Wherever a line in the records below contains "this", copy that line.
--------------------
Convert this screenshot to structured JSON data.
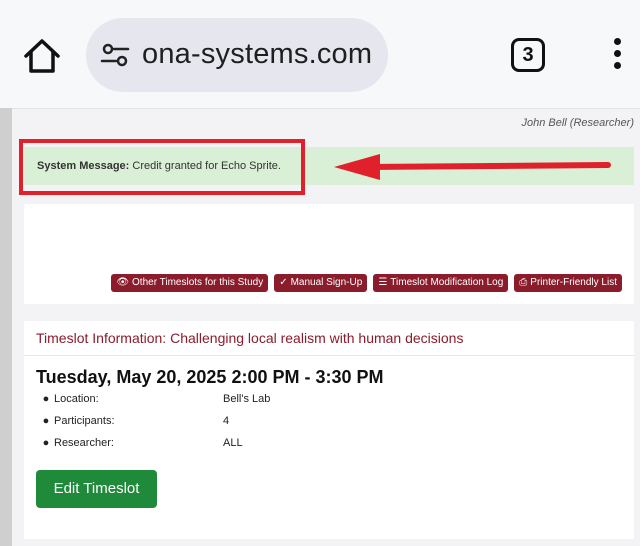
{
  "browser": {
    "url": "ona-systems.com",
    "tab_count": "3"
  },
  "page": {
    "researcher": "John Bell (Researcher)",
    "system_message": {
      "label": "System Message:",
      "text": "Credit granted for Echo Sprite."
    },
    "actions": [
      {
        "label": "Other Timeslots for this Study",
        "icon": "eye-icon"
      },
      {
        "label": "Manual Sign-Up",
        "icon": "check-icon"
      },
      {
        "label": "Timeslot Modification Log",
        "icon": "list-icon"
      },
      {
        "label": "Printer-Friendly List",
        "icon": "printer-icon"
      }
    ],
    "timeslot": {
      "header_label": "Timeslot Information:",
      "study_title": "Challenging local realism with human decisions",
      "datetime": "Tuesday, May 20, 2025 2:00 PM - 3:30 PM",
      "details": [
        {
          "label": "Location:",
          "value": "Bell's Lab",
          "icon": "map-marker-icon"
        },
        {
          "label": "Participants:",
          "value": "4",
          "icon": "users-icon"
        },
        {
          "label": "Researcher:",
          "value": "ALL",
          "icon": "user-icon"
        }
      ],
      "edit_button": "Edit Timeslot"
    }
  },
  "colors": {
    "accent": "#8b1c2c",
    "success_bg": "#d9efd6",
    "edit_button": "#1f8a3a",
    "annotation": "#e0202a"
  }
}
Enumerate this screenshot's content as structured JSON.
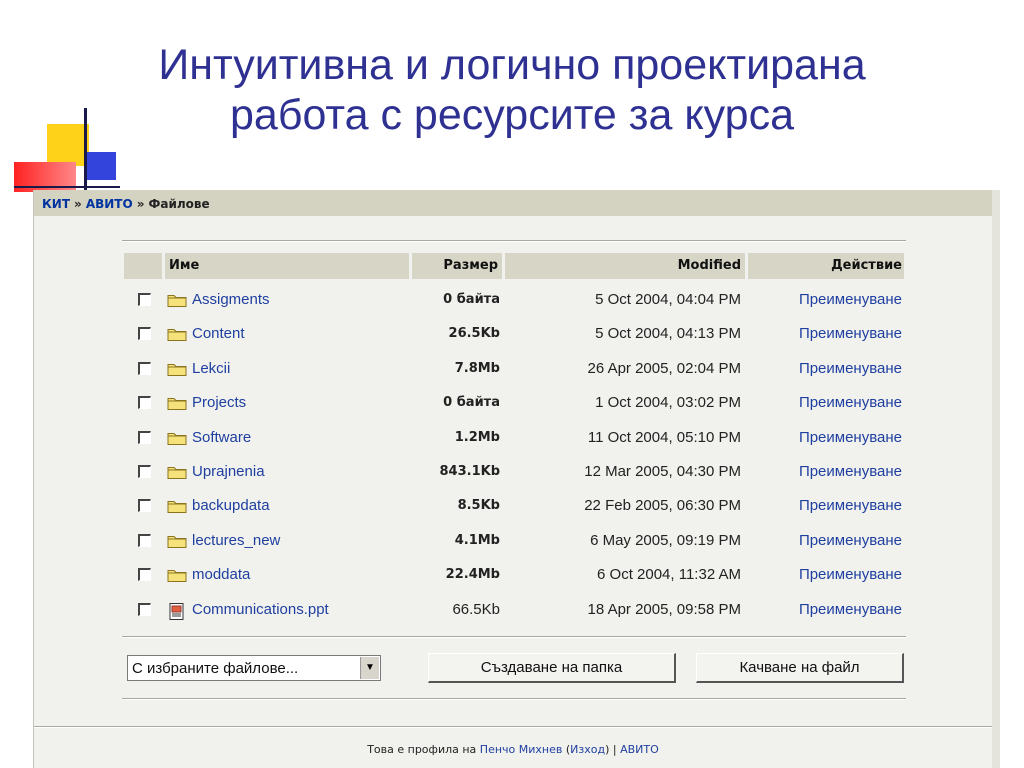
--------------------
* **ANSWER AREA**
Convert this screenshot to structured JSON data.
        "label": "Other Timeslots for this Study",
Enumerate this screenshot's content as structured JSON.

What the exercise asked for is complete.